726,464 filed May 3,1968 and owned by the assignee amounts of other blueemitting phosphors (with, for example, a barium-calcium apatite activated with divalent europium), an unmixed strontium chloro-apatite is preferred.
The high pressure mercury lamp with a chromium iodide additive and the high-pressure mercury vapor lamp with a divalent-europium activated strontium chloro-apatite phosphor coating, while providing reasonably high-intensity sources, are comparatively inefficient sources of blue light. When the chromium iodide additive is combined with the high pressure mercury-strontium chloro-apatite lamp, a lamp is produced which is, instead of having a blue output which is a compromise between these two types of high-pressure discharge lamps, has a blue output which is much greater than either one.

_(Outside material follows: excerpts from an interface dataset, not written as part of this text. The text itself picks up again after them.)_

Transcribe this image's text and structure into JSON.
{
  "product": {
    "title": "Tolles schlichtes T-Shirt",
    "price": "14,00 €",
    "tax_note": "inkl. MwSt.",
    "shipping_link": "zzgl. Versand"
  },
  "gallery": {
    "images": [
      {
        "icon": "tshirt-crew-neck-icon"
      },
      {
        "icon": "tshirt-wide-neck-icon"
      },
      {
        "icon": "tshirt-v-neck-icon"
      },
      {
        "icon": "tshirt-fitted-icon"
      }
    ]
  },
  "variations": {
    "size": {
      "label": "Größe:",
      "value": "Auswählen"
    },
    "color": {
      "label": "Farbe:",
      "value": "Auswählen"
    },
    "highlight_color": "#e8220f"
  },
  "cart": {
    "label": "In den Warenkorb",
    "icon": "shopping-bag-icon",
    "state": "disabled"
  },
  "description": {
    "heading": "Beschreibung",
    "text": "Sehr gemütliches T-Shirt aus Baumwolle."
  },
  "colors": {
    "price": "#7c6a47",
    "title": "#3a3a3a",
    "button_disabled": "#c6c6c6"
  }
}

The lamp of the instant invention has a much higher intensity output than the strontium chloro-apatite fluorescent lamp. The 400 watt lamp of the instant invention has a blue-normalized output of about 61,500 while a 40-watt fluorescent has a blue-normalized output of only about 9,200. The lamp of the instant invention has the advantage of providing a relatively compact source which can be focused to provide an extremely high-intensity,-and even if multiple fluorescent lamps were used, they could not be focused in a practical manner. Thus, the instant invention provides a most efficient high-intensity source of blue-normalized lumens.
I claim as my invention:
1. In combination with a discharge lamp comprising an elongated light-transmitting arc tube enclosing a predetermined volume and containing a predetermined amount of mercury which when fully vaporized during normal operation of said lamp will provide predetermined pressure of mercury vapor therein, and an outer light-transmitting envelope having an interior surface,
' spaced from and enclosing said arc tube, the improvement which comprises:
a. a phosphor coating substantially comprising strontium chloro-apatite activated by divalent europium on said interior surface of said outer envelope; and
b. discharge sustaining additives contained in said are tube, said additives substantially comprising:
i. chromium in the amount of about 0.006 to 0.6 milligrams per cubic centimeter of said are tube volume; and
ii. iodine in an amount which is at least percent of the stoichiometric amount to form CF12 with said amount of chromium, whereby said combination provides high-intensity blue light having a high Z-bar spectral tristimulus value in a very efficient manner.
2. The combination of claim 1, wherein said chromium is present in the amount of about 0.17 milligrams per cubic centimeter of arctube volume, said mercury is present in the amount of about 2.5 milligrams per cubic centimeter of arc tube volume, and said iodine is present in the amount of about percent of the stoichiometric amount to form Crl with said amount of chromium.